Following accession to the EU of ten new states on 1 May 2004, of Bulgaria and Romania on 1 January 2007, and Croatia on 1 July 2013, the bilateral agreements have been extended to include these new EU states. In adopting the body of EU law, these states also adopt the EU’s international agreements with third countries, including those with Switzerland. Extension of the bilateral agreements to new EU member states does not therefore entail renegotiation, with the exception of the Agreement on the Free Movement of Persons. This is a ‘mixed agreement’, to which each member state is also a party in addition to the EU; the agreement thus has to be adapted to each new state party through additional negotiations.

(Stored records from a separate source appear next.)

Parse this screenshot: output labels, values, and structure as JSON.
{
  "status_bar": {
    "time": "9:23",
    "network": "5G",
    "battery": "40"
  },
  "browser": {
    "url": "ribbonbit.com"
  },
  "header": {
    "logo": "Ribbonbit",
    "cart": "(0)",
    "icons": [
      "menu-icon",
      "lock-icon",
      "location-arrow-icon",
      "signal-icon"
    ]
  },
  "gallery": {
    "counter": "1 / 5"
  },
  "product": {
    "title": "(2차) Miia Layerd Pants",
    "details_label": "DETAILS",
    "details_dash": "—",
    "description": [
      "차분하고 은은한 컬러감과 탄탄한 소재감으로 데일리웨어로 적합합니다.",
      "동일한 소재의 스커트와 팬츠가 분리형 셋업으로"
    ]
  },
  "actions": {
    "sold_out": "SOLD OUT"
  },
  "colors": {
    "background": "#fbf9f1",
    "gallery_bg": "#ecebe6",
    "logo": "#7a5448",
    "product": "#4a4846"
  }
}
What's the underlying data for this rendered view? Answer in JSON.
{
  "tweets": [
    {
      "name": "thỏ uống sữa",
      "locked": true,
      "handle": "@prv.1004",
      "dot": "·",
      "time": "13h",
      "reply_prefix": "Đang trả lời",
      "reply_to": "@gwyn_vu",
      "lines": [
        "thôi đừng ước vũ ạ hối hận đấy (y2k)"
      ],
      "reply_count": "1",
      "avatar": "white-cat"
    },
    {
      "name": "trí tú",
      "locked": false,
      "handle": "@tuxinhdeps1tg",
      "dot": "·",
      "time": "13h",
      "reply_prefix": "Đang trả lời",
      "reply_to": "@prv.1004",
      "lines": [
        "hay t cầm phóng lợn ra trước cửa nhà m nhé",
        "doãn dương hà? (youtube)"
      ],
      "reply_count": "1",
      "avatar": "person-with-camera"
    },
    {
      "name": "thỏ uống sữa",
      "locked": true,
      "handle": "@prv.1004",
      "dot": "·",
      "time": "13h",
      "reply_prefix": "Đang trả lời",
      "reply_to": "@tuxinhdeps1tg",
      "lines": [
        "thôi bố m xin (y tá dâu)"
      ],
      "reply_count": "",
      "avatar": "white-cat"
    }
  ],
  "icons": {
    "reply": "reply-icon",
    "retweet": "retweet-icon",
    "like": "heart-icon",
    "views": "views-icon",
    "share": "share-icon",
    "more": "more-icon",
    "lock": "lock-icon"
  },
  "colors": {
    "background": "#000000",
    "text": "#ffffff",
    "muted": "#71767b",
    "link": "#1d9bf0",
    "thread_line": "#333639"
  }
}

In entering into an institutional agreement (InstA), the Federal Council aims to consolidate Switzerland’s bilateral approach, specifically to ensure continued access to the single market and facilitate further development. In the context of the negotiations surrounding the institutional issues, since 2014 Switzerland and the EU have been setting out mechanisms to ensure that the agreements on market access are applied more consistently and efficiently now and in the future. The Federal Council adopted the negotiating mandate for institutional issues on 18 December 2013; the EU Ministerial Council adopted its mandate on 6 May 2014. The two parties conducted negotiations from 22 May 2014 until 7 December 2018.

In its conclusions on relations between the EU and Switzerland, the Council of the European Union stated in February 2017 that an agreement regulating institutional matters would be necessary to continue to develop the bilateral approach. In its conclusions of 2012 and 2014, the Council had already emphasised that an institutional framework was a precondition to ensure the continuation of mutual market access. As long as there is no consensus between Switzerland and the EU on how to regulate their bilateral relations and the institutional issues surrounding the consolidation and further development of mutual market access, new market access agreements cannot be contemplated.

As a European nation, Switzerland shoulders its share of responsibility for security and prosperity on the continent. It does so by making commitments that go beyond its contractual relations with the EU: 

  • Switzerland is a member of the Council of Europe, the European Free Trade Association (EFTA) and the Organization for Security and Co-operation in Europe (OSCE).
  • Switzerland participates through the UN, the EU and the OSCE in military and civilian peacebuilding efforts in the Balkans.
  • Since 1990, Switzerland has provided substantial transition support for reforms in the former communist states of Central and Eastern Europe amounting to CHF 5.6 billion.
  • Finally, as a transit country, Switzerland is making a major contribution to the proper functioning of the single European market with the completion of the New Rail Link through the Alps (NRLA), which ensures the transportation of goods and passengers between the north and south of Europe in a way that is both economically efficient and environmentally sustainable.